Thursday, May 20, 2010

From UGC to UCC

I have noticed, that a good part of the articles I read online have been suggested by members of my various social networks. Maybe it is a part of the true utility of social networks to be a platform for "User Curated Content".

While the web in its first phase tried to mirror the offline world, by moving every brick and mortar institution and service online, the so called web 2.0 promised a new world of participatory media, where everybody can create content. While digital media have drastically lowered the production costs, the web has driven distribution costs to near zero. Looking around on blogging sites, flickr, YouTube or other cornerstones of the "User Generated Content" revolution there are some seriously talented people out there! Some people have managed to make a mark, some even managed to make a living or become minor Internet celebrities in some field. Some other stuff is whimsical, funny or personal. There are unexpected viral hits or observers who happen to be at the right place at the right time and turn into citizen journalists. But the vast majority is just plain boring and inconsequential rubbish.

More so than ever, the problem has become discovery - i.e. finding the stuff that's relevant, interesting, worthwhile, stimulating, satisfying etc. at this point. When production and distribution of content is expensive as in traditional media, there are plenty of people whose primary role it is to make choices of what is being produced and distributed on behalf of their audience. They are called curators, editors, DJs, program directors, executive producers etc. and they are often the most most well know, prestigious (and feared/hated) people in their organization.

Curators make choices which works of art are on display and which ones are in storage, the ones at leading institutions even define what is considered art, based on what they acquire for their collections. Editors in chief decide what stories are being printed and define our perception of what is news. In a situation of scarce resources the difference between a curator and a censor are often only the nature of their intentions (educate and enlighten vs. oppress). On the Internet, the role of a curator is different. There is (near) infinite wall-space and everything which exists can be exposed - but because of that often not be seen or found by anybody in the sheer mass of stuff out there.

There are a few successful strategies for finding something in this giant heap of digital noise. Contextual search ranking revolutionized web-search in the late 90ies by creating algorithmic determinations of what is presumably more interesting or relevant to a particular question. Clustering algorithms can help find similar things to something we like and recommendation engines can suggest things which people like me have liked.

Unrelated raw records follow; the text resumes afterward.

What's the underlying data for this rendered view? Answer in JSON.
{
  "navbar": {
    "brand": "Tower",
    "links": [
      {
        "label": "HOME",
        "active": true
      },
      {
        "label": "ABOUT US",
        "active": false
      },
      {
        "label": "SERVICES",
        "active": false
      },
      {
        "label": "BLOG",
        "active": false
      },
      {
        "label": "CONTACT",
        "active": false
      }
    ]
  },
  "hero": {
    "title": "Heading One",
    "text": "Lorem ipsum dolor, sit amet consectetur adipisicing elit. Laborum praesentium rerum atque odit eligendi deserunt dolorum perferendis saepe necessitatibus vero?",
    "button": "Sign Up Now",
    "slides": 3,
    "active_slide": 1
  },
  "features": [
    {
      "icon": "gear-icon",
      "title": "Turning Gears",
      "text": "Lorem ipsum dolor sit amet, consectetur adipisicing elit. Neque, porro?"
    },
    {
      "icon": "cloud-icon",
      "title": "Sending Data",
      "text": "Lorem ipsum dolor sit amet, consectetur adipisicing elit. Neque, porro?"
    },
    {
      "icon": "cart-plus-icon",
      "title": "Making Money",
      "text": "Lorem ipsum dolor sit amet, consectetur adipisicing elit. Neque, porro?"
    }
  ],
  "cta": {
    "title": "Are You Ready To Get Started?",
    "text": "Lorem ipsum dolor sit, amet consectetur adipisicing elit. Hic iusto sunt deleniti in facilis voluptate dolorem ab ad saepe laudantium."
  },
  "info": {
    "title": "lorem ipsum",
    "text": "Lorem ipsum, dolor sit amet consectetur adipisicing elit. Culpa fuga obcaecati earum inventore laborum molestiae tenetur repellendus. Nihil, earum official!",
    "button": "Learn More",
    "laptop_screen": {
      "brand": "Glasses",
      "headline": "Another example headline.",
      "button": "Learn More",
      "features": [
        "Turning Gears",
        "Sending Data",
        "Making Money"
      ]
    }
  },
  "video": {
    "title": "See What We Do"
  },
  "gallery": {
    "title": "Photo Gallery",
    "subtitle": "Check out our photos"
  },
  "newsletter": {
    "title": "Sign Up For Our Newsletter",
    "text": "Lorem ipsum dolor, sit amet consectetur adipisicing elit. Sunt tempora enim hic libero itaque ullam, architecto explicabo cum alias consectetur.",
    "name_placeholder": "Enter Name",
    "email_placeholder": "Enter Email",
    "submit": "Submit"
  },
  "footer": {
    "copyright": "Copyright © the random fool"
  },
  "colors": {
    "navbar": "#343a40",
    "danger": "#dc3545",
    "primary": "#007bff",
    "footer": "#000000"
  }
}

However, in a world dominated by the chatter of millions of undistinguished sources, search can often fail to find the nuggets in the trash heap. And recommendation engines only reinforce my current point of view. How can I learn, grow, be surprised and intrigued if I am only ever fed things recommended by people like me? Why should my taste and judgment be any good... I would rather get recommendations from people who are smarter, more knowledgeable, more stylish and more plugged in to a particular filed, but that's hard to decide by algorithmic means.

So we are back to curators. Or editors, guides, teachers, gurus, opinion-makers, trend-leaders, talent-scouts or whatever we want to call them. Relevance is no longer defined globally but based on people whose judgment we trust and respect. Social networks can be a source of such relevance, following the age-old patterns of world of mouth among friends and family. Or more powerful would be asymmetric social networks where we can find somebody whose judgment we respect and "follow them", without them necessarily having to know us.

In fact many blogger are in fact more editors or curators than creators of original content. This is even more so with micro-blogging systems like Twitter, which many consider the quintessential asymmetric social network. And Wikipedia is probably the most high profile project, where domain experts can live out their inner librarian and do so with great determination.

Given the importance of curators, I think there is still too much emphasis on content creation. The real challenge today is to mine the piles of digital trash for nuggets of gold which most certainly exist in numbers never seen before. We already have more content than we ever know what to do with, but there are not enough platforms and frameworks where people who would like to organize it could shine and be recognized. Part of the problem is that when it comes to derived works, copyright gets really murky and it's hard to say who should get credit (or even paid) for what. But it is time for online curators to get more respect and for librarians to step into the limelight. And this could easily be one of the next big things for online digital media platforms.